### Exercise objective
Search each line below for "icon", then return the lines where it appears.
[Start of section]
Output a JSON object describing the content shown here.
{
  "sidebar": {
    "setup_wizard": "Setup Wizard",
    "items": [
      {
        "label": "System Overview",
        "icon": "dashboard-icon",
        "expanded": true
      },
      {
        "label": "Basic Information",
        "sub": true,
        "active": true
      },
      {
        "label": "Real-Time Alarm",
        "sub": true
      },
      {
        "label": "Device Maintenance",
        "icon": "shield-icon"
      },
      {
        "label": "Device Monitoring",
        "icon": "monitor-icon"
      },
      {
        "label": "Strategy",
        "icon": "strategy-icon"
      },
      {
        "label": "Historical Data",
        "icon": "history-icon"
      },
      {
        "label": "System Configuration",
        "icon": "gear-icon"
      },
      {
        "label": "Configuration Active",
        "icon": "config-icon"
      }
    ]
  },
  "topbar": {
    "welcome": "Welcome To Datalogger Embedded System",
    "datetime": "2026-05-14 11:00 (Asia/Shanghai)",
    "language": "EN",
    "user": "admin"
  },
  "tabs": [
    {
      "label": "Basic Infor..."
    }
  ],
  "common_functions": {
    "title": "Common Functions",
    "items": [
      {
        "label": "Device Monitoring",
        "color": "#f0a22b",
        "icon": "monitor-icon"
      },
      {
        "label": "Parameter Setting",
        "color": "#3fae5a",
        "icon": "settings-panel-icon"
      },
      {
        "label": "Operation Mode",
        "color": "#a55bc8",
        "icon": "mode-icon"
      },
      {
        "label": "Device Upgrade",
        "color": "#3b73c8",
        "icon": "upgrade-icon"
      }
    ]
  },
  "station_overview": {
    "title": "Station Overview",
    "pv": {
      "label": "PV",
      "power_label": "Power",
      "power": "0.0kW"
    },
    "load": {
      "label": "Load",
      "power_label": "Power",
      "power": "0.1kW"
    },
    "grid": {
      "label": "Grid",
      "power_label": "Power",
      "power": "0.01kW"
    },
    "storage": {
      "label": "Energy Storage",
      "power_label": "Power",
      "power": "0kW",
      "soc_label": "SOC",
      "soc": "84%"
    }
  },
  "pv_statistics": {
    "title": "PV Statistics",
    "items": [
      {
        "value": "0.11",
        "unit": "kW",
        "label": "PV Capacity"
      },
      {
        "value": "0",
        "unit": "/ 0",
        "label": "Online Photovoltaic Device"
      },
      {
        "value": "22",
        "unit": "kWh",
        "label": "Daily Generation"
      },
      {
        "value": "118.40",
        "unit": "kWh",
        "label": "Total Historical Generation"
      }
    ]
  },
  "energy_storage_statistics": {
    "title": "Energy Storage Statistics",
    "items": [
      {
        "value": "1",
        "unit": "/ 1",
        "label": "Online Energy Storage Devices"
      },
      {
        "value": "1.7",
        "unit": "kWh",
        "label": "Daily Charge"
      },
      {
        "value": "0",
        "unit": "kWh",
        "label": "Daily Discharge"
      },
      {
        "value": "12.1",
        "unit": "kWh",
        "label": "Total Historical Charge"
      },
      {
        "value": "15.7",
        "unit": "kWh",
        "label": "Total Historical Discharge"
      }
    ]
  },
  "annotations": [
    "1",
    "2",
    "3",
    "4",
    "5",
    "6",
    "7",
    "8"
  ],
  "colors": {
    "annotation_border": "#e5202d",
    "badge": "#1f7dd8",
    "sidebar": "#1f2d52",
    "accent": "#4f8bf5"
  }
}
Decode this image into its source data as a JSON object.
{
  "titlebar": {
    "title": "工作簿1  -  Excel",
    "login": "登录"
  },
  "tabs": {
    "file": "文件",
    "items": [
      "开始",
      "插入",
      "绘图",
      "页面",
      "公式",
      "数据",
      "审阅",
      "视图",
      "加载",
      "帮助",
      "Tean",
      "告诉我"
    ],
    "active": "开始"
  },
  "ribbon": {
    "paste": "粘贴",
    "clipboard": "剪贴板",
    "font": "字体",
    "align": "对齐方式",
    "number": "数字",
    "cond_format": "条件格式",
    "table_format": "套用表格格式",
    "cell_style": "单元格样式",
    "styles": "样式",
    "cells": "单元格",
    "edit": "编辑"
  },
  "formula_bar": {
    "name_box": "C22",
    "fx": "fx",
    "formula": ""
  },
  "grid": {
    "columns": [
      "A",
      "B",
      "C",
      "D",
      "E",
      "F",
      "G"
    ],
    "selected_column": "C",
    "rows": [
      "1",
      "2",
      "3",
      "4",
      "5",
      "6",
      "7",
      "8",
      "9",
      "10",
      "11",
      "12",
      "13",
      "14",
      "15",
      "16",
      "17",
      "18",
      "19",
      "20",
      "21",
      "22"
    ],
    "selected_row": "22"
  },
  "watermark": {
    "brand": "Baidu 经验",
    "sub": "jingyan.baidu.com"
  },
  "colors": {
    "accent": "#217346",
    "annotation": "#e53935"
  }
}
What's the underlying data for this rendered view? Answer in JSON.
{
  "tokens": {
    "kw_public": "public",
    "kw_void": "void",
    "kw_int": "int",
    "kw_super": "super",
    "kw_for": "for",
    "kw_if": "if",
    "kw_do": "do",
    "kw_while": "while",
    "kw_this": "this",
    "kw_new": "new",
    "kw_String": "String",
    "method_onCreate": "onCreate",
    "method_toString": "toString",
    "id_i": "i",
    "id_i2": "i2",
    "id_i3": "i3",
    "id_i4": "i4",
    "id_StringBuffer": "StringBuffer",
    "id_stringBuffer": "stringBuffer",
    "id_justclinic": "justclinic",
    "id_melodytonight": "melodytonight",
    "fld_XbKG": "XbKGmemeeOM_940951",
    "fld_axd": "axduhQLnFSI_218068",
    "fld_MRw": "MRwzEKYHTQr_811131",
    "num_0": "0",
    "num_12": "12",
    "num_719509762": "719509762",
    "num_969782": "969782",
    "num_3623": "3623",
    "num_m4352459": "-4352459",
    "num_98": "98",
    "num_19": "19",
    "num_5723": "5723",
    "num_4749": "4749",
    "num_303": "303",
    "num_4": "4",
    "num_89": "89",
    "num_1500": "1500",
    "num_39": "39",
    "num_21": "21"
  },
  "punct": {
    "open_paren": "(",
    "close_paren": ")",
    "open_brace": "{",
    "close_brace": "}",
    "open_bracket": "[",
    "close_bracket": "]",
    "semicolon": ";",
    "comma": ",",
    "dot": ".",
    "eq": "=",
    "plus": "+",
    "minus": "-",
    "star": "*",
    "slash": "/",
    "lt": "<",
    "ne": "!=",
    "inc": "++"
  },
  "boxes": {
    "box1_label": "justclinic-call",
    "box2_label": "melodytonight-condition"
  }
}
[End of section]
### Response area
        "icon": "dashboard-icon",
        "icon": "shield-icon"
        "icon": "monitor-icon"
        "icon": "strategy-icon"
        "icon": "history-icon"
        "icon": "gear-icon"
        "icon": "config-icon"
        "icon": "monitor-icon"
        "icon": "settings-panel-icon"
        "icon": "mode-icon"
        "icon": "upgrade-icon"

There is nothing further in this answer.